Data about app and page elements:
+++++

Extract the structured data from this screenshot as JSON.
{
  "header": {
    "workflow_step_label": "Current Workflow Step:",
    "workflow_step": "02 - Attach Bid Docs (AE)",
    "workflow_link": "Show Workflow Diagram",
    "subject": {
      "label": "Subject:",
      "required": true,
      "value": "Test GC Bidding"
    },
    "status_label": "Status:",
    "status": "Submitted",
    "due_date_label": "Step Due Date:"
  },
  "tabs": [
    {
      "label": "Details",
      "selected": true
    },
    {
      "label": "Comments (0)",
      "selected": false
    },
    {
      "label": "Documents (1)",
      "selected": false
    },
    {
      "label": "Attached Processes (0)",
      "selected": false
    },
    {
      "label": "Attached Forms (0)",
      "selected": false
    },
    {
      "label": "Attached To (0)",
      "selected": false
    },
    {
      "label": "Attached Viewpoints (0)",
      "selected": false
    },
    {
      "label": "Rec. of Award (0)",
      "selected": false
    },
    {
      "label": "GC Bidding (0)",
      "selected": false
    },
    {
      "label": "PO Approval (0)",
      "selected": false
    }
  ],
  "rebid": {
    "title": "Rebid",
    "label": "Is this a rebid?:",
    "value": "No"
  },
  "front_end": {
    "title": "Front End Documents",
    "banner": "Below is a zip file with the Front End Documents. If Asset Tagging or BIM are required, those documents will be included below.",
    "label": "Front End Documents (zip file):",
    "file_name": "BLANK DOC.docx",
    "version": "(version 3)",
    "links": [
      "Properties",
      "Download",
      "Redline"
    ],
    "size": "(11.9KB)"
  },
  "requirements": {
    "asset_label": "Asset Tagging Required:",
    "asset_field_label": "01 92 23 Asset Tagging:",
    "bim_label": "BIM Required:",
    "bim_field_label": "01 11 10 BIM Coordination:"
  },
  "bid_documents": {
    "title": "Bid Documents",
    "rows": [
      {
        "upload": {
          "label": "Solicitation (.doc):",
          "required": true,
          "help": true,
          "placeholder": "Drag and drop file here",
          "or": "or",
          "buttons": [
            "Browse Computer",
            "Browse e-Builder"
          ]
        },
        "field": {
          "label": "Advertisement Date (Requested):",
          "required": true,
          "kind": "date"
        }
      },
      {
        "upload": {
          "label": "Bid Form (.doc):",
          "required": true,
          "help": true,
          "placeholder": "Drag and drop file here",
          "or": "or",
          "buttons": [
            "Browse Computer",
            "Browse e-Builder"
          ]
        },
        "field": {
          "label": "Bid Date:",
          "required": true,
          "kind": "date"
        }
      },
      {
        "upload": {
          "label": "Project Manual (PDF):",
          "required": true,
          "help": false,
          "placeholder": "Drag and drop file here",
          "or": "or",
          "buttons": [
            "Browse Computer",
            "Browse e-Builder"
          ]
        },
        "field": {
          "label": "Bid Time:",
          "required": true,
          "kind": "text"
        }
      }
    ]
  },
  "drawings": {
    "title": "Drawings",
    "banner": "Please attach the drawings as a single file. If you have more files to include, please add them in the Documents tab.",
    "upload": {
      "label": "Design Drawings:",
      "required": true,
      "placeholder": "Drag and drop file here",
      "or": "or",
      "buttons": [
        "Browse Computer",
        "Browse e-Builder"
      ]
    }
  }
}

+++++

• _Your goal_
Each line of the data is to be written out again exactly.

• _Task result_
Extract the structured data from this screenshot as JSON.
{
  "header": {
    "workflow_step_label": "Current Workflow Step:",
    "workflow_step": "02 - Attach Bid Docs (AE)",
    "workflow_link": "Show Workflow Diagram",
    "subject": {
      "label": "Subject:",
      "required": true,
      "value": "Test GC Bidding"
    },
    "status_label": "Status:",
    "status": "Submitted",
    "due_date_label": "Step Due Date:"
  },
  "tabs": [
    {
      "label": "Details",
      "selected": true
    },
    {
      "label": "Comments (0)",
      "selected": false
    },
    {
      "label": "Documents (1)",
      "selected": false
    },
    {
      "label": "Attached Processes (0)",
      "selected": false
    },
    {
      "label": "Attached Forms (0)",
      "selected": false
    },
    {
      "label": "Attached To (0)",
      "selected": false
    },
    {
      "label": "Attached Viewpoints (0)",
      "selected": false
    },
    {
      "label": "Rec. of Award (0)",
      "selected": false
    },
    {
      "label": "GC Bidding (0)",
      "selected": false
    },
    {
      "label": "PO Approval (0)",
      "selected": false
    }
  ],
  "rebid": {
    "title": "Rebid",
    "label": "Is this a rebid?:",
    "value": "No"
  },
  "front_end": {
    "title": "Front End Documents",
    "banner": "Below is a zip file with the Front End Documents. If Asset Tagging or BIM are required, those documents will be included below.",
    "label": "Front End Documents (zip file):",
    "file_name": "BLANK DOC.docx",
    "version": "(version 3)",
    "links": [
      "Properties",
      "Download",
      "Redline"
    ],
    "size": "(11.9KB)"
  },
  "requirements": {
    "asset_label": "Asset Tagging Required:",
    "asset_field_label": "01 92 23 Asset Tagging:",
    "bim_label": "BIM Required:",
    "bim_field_label": "01 11 10 BIM Coordination:"
  },
  "bid_documents": {
    "title": "Bid Documents",
    "rows": [
      {
        "upload": {
          "label": "Solicitation (.doc):",
          "required": true,
          "help": true,
          "placeholder": "Drag and drop file here",
          "or": "or",
          "buttons": [
            "Browse Computer",
            "Browse e-Builder"
          ]
        },
        "field": {
          "label": "Advertisement Date (Requested):",
          "required": true,
          "kind": "date"
        }
      },
      {
        "upload": {
          "label": "Bid Form (.doc):",
          "required": true,
          "help": true,
          "placeholder": "Drag and drop file here",
          "or": "or",
          "buttons": [
            "Browse Computer",
            "Browse e-Builder"
          ]
        },
        "field": {
          "label": "Bid Date:",
          "required": true,
          "kind": "date"
        }
      },
      {
        "upload": {
          "label": "Project Manual (PDF):",
          "required": true,
          "help": false,
          "placeholder": "Drag and drop file here",
          "or": "or",
          "buttons": [
            "Browse Computer",
            "Browse e-Builder"
          ]
        },
        "field": {
          "label": "Bid Time:",
          "required": true,
          "kind": "text"
        }
      }
    ]
  },
  "drawings": {
    "title": "Drawings",
    "banner": "Please attach the drawings as a single file. If you have more files to include, please add them in the Documents tab.",
    "upload": {
      "label": "Design Drawings:",
      "required": true,
      "placeholder": "Drag and drop file here",
      "or": "or",
      "buttons": [
        "Browse Computer",
        "Browse e-Builder"
      ]
    }
  }
}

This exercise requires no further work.